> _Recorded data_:
------------
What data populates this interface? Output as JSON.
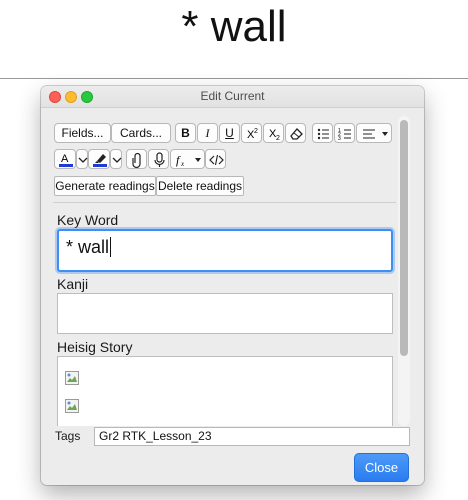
{
  "card": {
    "front_text": "* wall"
  },
  "window": {
    "title": "Edit Current"
  },
  "toolbar": {
    "fields_label": "Fields...",
    "cards_label": "Cards...",
    "bold_label": "B",
    "italic_label": "I",
    "underline_label": "U",
    "generate_readings_label": "Generate readings",
    "delete_readings_label": "Delete readings"
  },
  "colors": {
    "text_color_swatch": "#1f3bd6",
    "highlight_swatch": "#1f3bd6",
    "focus_ring": "#3d8ef5",
    "close_button": "#2a7cf0"
  },
  "fields": [
    {
      "label": "Key Word",
      "value": "* wall"
    },
    {
      "label": "Kanji",
      "value": ""
    },
    {
      "label": "Heisig Story",
      "images": [
        "broken-image-icon",
        "broken-image-icon"
      ]
    }
  ],
  "tags": {
    "label": "Tags",
    "value": "Gr2 RTK_Lesson_23"
  },
  "footer": {
    "close_label": "Close"
  }
}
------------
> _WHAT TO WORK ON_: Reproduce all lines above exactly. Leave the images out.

> _RESULT BELOW_:
What data populates this interface? Output as JSON.
{
  "card": {
    "front_text": "* wall"
  },
  "window": {
    "title": "Edit Current"
  },
  "toolbar": {
    "fields_label": "Fields...",
    "cards_label": "Cards...",
    "bold_label": "B",
    "italic_label": "I",
    "underline_label": "U",
    "generate_readings_label": "Generate readings",
    "delete_readings_label": "Delete readings"
  },
  "colors": {
    "text_color_swatch": "#1f3bd6",
    "highlight_swatch": "#1f3bd6",
    "focus_ring": "#3d8ef5",
    "close_button": "#2a7cf0"
  },
  "fields": [
    {
      "label": "Key Word",
      "value": "* wall"
    },
    {
      "label": "Kanji",
      "value": ""
    },
    {
      "label": "Heisig Story",
      "images": [
        "broken-image-icon",
        "broken-image-icon"
      ]
    }
  ],
  "tags": {
    "label": "Tags",
    "value": "Gr2 RTK_Lesson_23"
  },
  "footer": {
    "close_label": "Close"
  }
}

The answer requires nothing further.